released proposals today that municipal leaders can use to help prevent crime.
If implemented, the proposed actions would dramatically reduce crime in
Canadian cities and assist municipal governments to contain the growing costs
Action Briefs, which are the result of three years of collaboration
between the Institute for the Prevention of Crime and a network of Canada's
municipalities, provide a blueprint for change. This joint project was funded
by the Government of Canada's National Crime Prevention Centre.
In 2008, the Big City Mayors Caucus of the Federation of Canadian
Municipalities called on the Government of Canada to match any additional law
enforcement funding, dollar for dollar, with funding for crime prevention. The
Action Briefs provide recommendations on how additional funding could be used
to help prevent street crime, violence against women and theft of personal
"Crime rates in Canadian cities are needlessly high," said Irvin Waller,
Director of the project at the University of Ottawa's Institute for the
Prevention of Crime. "Each dollar invested smartly saves seven dollars in
government expenses to combat crime. With the recession, investing in better
planning is the best way to allocate and leverage the funds that are needed to
stop unnecessary rises in crime at a lower cost."
"By investing smartly in crime prevention, communities all across Canada
will realize safer neighbourhoods," said Stephen Mandel, Mayor of Edmonton,
who established a community safety taskforce inspired by the work of the
Institute. "These Action Briefs provide mayors from coast to coast with
practical and evidence-based recommendations on how to invest in prevention
and realize savings over the long term."
"Police chiefs have been calling for greater investment in prevention
that tackles the social causes of crime for many years," said Steve Chabot,
President of the Canadian Association of Chiefs of Police. "These briefs
provide practical ways for police and community leaders to work together to
stop crime before it happens."
The Action Briefs propose that municipalities invest one dollar for each
citizen to develop more effective solutions for reducing crime and preventing
victimization. Some cities are already investing more and so are enjoying
greater benefits in terms of community safety.
The joint project focused on lessons Canadian cities can learn from the
most effective practices in place around the world and the successes already
achieved in Canada. The Briefs go one step further by pointing municipal
leaders to ideas for making a difference and successes enjoyed elsewhere from
which they can draw inspiration.
Today's national release will be followed by events in a number of
municipalities, including Edmonton, Winnipeg, the Region of Waterloo, Ottawa
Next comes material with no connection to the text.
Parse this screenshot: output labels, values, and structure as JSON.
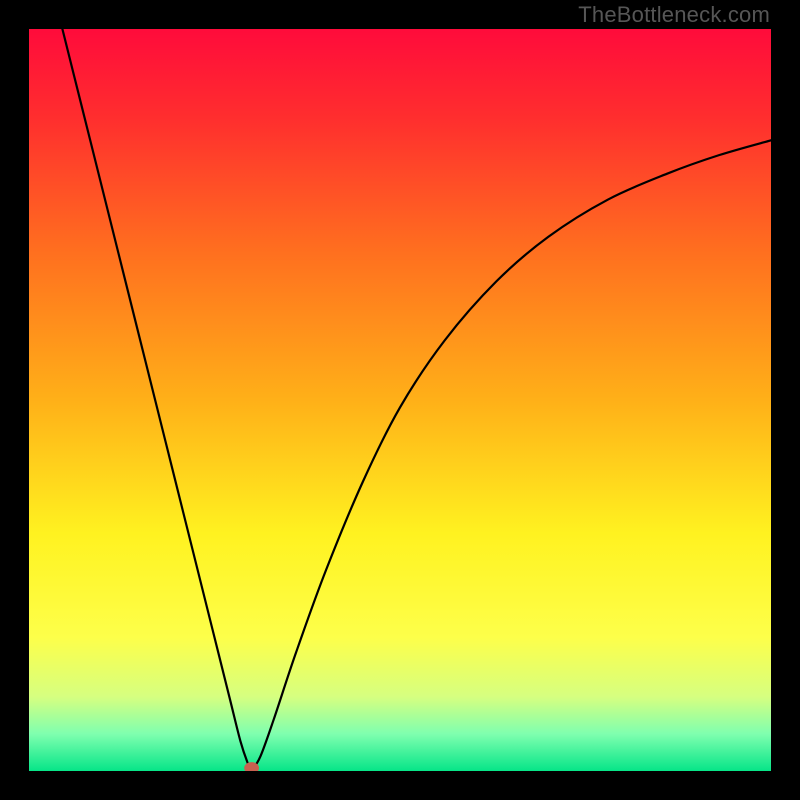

To read the Action Briefs please visit
For further information:
For further information: Julie Tanguay, Media relations officer,
University of Ottawa, (613) 562-5800, ext. 3137, cell: (613) 724-8290,